When I decided to write something about depression for this blog, I had lots of ideas. But slowly I realised that perhaps it was worth thinking about what I have learnt from having depression. Many of these things, I realised, were positives. Of course, it is mentally and physically exhausting and debilitating, and I know I can be difficult to be around sometimes.
But here goes
- I learnt that talking can help me and others. By saying 'I am depressed' in the open led to several people, many of whom I respect immensely professionally, saying they also struggle. Some said they would seek help. I hope they did. This also made me feel less alone in my struggle too, that if people I see as role models suffer, maybe it was ok that I did too.
- It sounds obvious, but being kind can lift someone's day. You never know what people are going through. Masks can be powerful things. If I had a pound for everyone who said that I 'didn't seem depressed' I wouldn't need to work.
- Perhaps the most important thing was learning that friends are there whatever. I find it much easier to say to people I barely know or have just met about my depression. It is so scary to tell friends of a decade or more that you have been pretending to be well for a long time. But the good ones will be there. Some you will not expect to be brilliant but are. I am immensely grateful to those people. Sometimes they will not know what to say, but will want you to know they are there. You will feel a burden to them, but they will tell you that you are an idiot and that they are there.
Armed with my ideas, like any good writer does, I asked Twitter what they thought. I hope they don't mind me sharing, but I found their ideas immensely useful.
- It’s made me the kind of mother who fights the seeds of that that I see in my girls and, in turn, that helps heal me. It helps me realise that I should fight just as fiercely to be kind to myself as I am fighting for them to be to themselves.
- That sharing my experience can help others feel less alone. That through sharing I can expand my support network and become part of someone else’s. And that I can make new friends with wonderful people I might otherwise not have met
- Animals make it easier (this was popular!)
- If you are able to share, you can make new friends and get positive feedback
- Good friends can help to stop destructive behaviour, and help you help yourself
In no way am I trying to say depression and anxiety (and other mental health issues) are a 'good' thing, but perhaps these 'lessons' are a good way to think in those really dark times. That we should be kinder to ourselves and others, that we can rely on friends whatever, and that we are not alone in feeling like this.

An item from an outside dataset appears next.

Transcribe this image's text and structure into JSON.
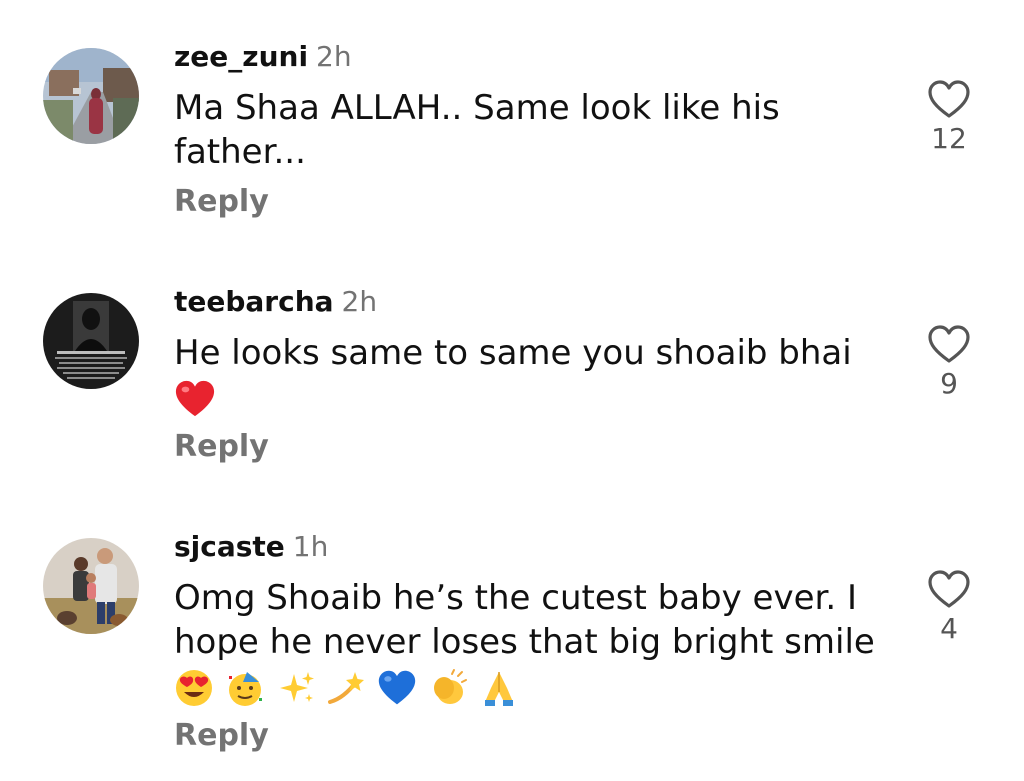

Many thanks to Blues for this. Seems especially apposite to post this on the day before many academic staff in the UK return to work after striking, a period that has been exceptionally stressful for many staff. It it good to see the positive side as well.